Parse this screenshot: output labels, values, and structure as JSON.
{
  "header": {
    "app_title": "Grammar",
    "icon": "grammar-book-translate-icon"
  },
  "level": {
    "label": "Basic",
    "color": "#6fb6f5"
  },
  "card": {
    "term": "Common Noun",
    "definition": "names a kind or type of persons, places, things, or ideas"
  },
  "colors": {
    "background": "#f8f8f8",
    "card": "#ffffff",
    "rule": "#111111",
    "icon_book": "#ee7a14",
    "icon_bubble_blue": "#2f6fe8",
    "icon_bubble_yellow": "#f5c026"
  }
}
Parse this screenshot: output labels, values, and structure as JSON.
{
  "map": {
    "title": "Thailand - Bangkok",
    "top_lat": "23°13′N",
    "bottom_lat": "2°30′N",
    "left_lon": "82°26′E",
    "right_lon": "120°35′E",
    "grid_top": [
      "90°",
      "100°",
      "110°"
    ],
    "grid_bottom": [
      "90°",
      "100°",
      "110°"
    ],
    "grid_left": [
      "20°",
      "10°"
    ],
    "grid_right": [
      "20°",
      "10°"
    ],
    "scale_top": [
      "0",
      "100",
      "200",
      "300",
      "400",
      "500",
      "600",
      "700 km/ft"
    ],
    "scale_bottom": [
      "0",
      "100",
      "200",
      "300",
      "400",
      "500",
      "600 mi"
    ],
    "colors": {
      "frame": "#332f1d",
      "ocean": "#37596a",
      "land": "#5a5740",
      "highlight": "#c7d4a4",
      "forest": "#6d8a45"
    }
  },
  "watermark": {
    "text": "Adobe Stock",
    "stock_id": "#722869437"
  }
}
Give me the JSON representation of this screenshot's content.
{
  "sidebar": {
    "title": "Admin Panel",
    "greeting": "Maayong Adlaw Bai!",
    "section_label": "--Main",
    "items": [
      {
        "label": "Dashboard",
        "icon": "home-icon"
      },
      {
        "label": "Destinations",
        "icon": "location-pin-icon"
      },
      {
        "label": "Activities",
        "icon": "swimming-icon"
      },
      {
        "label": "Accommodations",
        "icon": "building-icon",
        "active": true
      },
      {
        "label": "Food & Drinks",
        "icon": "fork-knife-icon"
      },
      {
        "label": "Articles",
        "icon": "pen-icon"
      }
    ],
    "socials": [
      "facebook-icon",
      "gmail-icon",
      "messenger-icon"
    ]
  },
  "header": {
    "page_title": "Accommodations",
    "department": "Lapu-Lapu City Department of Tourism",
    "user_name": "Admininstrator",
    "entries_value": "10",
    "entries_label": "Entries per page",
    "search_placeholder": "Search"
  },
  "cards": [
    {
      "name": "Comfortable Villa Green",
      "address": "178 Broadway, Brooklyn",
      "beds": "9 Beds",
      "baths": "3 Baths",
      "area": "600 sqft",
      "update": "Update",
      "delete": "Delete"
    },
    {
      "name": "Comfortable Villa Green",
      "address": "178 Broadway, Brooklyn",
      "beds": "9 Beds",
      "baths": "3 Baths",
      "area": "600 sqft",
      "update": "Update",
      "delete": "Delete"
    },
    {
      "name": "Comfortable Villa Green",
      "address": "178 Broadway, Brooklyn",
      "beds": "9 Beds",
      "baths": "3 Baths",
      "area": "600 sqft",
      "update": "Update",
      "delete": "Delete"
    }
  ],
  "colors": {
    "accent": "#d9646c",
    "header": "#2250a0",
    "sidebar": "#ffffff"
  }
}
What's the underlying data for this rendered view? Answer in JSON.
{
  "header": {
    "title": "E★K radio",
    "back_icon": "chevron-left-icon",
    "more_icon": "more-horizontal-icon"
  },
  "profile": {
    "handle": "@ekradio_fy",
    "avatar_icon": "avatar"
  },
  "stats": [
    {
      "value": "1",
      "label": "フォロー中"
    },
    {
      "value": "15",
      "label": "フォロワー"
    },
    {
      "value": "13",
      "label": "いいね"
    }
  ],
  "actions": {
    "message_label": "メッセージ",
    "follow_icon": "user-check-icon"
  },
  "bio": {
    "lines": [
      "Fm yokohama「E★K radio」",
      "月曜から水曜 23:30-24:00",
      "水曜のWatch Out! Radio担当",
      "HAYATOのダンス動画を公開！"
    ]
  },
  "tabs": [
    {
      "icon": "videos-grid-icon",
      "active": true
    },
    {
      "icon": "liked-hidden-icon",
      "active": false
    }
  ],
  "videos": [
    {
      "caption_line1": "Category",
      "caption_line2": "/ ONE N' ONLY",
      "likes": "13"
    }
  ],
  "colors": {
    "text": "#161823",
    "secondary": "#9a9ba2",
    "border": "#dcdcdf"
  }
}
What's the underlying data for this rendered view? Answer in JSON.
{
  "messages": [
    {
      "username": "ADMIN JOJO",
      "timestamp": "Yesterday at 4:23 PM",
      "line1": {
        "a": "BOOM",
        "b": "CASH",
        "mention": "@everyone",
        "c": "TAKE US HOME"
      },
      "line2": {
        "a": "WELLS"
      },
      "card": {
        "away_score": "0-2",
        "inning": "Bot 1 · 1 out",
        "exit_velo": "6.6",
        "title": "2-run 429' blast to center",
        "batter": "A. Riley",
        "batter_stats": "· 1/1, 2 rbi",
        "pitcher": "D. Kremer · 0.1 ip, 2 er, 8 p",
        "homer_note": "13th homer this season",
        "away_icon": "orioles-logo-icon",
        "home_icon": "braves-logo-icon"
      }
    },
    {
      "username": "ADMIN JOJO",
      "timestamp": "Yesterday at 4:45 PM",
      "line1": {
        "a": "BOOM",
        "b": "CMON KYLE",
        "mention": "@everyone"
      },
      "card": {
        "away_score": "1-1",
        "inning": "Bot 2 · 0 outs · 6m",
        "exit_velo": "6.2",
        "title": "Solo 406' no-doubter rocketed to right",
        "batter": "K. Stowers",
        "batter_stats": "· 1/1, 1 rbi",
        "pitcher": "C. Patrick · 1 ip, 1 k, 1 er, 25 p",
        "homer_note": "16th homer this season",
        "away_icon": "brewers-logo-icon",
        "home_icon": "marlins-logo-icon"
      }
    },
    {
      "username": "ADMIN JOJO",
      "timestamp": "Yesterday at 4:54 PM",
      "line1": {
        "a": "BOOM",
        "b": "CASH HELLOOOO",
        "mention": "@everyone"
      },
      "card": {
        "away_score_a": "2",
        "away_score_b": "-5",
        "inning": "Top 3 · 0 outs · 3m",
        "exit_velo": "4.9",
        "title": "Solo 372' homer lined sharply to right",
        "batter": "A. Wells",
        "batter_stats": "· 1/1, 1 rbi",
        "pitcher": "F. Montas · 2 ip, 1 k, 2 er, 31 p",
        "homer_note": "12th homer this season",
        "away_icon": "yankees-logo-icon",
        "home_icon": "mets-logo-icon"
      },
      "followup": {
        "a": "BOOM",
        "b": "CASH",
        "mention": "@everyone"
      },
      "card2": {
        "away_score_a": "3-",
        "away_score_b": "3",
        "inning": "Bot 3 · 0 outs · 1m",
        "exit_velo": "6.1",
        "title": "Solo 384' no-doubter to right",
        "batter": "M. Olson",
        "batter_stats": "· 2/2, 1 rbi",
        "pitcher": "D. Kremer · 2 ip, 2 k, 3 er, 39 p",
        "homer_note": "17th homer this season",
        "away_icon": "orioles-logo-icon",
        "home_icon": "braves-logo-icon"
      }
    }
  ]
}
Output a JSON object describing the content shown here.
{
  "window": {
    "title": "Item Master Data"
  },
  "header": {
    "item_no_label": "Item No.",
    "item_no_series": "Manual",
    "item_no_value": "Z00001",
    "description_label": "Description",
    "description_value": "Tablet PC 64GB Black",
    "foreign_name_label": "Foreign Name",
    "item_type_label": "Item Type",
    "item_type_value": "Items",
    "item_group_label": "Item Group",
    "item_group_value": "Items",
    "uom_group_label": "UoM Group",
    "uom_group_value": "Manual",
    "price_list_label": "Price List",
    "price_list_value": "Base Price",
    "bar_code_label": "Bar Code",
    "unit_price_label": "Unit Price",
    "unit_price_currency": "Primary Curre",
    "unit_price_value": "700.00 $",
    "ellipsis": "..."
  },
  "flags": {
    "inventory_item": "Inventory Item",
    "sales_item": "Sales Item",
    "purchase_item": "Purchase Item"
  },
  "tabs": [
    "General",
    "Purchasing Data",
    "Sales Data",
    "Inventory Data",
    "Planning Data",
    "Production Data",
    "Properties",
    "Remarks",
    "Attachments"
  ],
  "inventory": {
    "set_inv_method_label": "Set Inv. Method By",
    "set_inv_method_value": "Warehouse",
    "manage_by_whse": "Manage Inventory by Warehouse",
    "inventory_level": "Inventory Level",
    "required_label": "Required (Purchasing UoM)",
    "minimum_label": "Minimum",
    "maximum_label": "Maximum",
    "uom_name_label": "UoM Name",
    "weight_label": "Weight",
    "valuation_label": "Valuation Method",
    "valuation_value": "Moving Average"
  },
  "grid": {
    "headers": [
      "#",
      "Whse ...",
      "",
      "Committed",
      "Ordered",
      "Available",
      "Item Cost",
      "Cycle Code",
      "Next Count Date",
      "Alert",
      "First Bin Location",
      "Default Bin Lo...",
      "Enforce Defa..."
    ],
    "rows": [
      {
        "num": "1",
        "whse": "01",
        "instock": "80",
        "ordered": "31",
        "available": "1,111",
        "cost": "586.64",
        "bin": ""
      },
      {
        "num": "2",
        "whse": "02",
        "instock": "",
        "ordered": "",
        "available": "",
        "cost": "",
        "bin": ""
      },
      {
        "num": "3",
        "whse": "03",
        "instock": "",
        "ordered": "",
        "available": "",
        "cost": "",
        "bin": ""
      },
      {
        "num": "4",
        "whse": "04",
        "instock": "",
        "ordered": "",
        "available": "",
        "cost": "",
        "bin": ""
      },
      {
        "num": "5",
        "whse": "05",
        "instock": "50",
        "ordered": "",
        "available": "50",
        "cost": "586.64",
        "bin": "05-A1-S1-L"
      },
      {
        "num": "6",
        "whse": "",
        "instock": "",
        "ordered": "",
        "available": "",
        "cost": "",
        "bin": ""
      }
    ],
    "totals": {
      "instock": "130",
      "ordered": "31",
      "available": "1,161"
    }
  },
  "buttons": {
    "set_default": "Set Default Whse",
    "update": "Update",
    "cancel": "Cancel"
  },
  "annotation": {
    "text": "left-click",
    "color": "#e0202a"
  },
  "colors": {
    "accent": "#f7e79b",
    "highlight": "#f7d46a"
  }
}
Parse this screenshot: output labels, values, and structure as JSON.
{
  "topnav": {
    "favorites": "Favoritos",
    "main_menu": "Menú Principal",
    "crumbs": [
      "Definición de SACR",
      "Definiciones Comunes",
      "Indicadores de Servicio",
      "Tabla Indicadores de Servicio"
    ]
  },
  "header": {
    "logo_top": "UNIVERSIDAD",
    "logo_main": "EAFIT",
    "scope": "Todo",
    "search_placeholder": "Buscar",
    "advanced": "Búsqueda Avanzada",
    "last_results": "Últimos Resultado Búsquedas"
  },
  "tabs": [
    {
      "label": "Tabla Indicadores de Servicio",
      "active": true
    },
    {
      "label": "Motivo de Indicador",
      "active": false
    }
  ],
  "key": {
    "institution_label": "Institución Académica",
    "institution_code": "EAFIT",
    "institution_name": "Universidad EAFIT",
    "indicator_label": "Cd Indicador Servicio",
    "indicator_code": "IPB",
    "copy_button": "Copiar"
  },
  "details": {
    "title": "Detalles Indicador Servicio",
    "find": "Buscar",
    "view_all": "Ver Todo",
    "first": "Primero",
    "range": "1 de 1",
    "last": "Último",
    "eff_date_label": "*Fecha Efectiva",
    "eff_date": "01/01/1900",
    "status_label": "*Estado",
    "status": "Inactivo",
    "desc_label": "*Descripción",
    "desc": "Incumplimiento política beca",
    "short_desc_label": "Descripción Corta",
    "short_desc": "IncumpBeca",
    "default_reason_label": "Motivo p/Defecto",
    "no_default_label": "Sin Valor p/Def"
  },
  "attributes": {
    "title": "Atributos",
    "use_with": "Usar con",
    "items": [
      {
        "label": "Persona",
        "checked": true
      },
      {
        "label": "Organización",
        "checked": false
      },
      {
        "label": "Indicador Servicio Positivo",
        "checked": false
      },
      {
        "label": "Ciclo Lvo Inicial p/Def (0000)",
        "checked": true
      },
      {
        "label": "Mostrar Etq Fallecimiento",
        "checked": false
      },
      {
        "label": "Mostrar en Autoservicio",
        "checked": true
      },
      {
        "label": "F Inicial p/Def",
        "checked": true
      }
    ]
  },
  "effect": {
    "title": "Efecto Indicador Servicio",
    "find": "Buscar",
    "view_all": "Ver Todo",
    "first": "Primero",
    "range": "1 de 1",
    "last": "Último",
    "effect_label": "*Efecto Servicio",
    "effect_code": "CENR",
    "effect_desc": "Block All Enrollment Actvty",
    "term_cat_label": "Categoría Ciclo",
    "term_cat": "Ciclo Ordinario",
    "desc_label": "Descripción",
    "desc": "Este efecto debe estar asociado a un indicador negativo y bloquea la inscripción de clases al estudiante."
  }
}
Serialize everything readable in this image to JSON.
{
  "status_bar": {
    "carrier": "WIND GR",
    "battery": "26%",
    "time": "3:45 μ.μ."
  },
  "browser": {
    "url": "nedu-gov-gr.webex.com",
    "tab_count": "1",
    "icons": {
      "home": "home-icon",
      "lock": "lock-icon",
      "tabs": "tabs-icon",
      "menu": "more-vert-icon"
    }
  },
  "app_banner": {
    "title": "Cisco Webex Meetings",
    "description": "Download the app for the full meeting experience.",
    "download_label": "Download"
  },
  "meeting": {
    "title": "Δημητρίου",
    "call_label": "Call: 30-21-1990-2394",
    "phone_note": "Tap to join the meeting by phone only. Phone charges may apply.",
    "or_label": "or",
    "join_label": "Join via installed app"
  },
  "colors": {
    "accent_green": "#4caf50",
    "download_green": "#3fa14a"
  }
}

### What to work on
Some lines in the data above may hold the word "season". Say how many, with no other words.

### Expected output
4